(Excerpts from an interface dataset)
________________________
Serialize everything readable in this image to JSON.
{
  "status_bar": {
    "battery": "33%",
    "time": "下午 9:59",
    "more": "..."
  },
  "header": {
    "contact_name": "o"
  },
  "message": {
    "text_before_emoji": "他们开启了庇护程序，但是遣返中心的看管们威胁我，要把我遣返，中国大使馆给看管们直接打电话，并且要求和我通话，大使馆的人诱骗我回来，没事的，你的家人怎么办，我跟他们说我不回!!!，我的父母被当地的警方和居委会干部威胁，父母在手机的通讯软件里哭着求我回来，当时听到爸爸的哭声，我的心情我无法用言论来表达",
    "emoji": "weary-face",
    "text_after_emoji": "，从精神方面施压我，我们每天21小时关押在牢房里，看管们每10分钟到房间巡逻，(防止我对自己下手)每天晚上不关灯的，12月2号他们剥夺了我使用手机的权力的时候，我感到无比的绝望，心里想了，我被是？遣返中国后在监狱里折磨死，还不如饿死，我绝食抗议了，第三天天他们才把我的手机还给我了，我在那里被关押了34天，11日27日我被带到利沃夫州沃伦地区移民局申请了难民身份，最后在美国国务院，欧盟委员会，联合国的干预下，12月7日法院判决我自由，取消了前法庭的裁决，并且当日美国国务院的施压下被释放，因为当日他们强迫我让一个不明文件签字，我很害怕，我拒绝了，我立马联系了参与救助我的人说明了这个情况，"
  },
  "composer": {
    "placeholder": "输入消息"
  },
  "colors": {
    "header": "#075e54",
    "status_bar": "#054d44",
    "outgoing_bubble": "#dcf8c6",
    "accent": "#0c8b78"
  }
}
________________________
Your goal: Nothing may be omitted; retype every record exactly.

The completed task:
Serialize everything readable in this image to JSON.
{
  "status_bar": {
    "battery": "33%",
    "time": "下午 9:59",
    "more": "..."
  },
  "header": {
    "contact_name": "o"
  },
  "message": {
    "text_before_emoji": "他们开启了庇护程序，但是遣返中心的看管们威胁我，要把我遣返，中国大使馆给看管们直接打电话，并且要求和我通话，大使馆的人诱骗我回来，没事的，你的家人怎么办，我跟他们说我不回!!!，我的父母被当地的警方和居委会干部威胁，父母在手机的通讯软件里哭着求我回来，当时听到爸爸的哭声，我的心情我无法用言论来表达",
    "emoji": "weary-face",
    "text_after_emoji": "，从精神方面施压我，我们每天21小时关押在牢房里，看管们每10分钟到房间巡逻，(防止我对自己下手)每天晚上不关灯的，12月2号他们剥夺了我使用手机的权力的时候，我感到无比的绝望，心里想了，我被是？遣返中国后在监狱里折磨死，还不如饿死，我绝食抗议了，第三天天他们才把我的手机还给我了，我在那里被关押了34天，11日27日我被带到利沃夫州沃伦地区移民局申请了难民身份，最后在美国国务院，欧盟委员会，联合国的干预下，12月7日法院判决我自由，取消了前法庭的裁决，并且当日美国国务院的施压下被释放，因为当日他们强迫我让一个不明文件签字，我很害怕，我拒绝了，我立马联系了参与救助我的人说明了这个情况，"
  },
  "composer": {
    "placeholder": "输入消息"
  },
  "colors": {
    "header": "#075e54",
    "status_bar": "#054d44",
    "outgoing_bubble": "#dcf8c6",
    "accent": "#0c8b78"
  }
}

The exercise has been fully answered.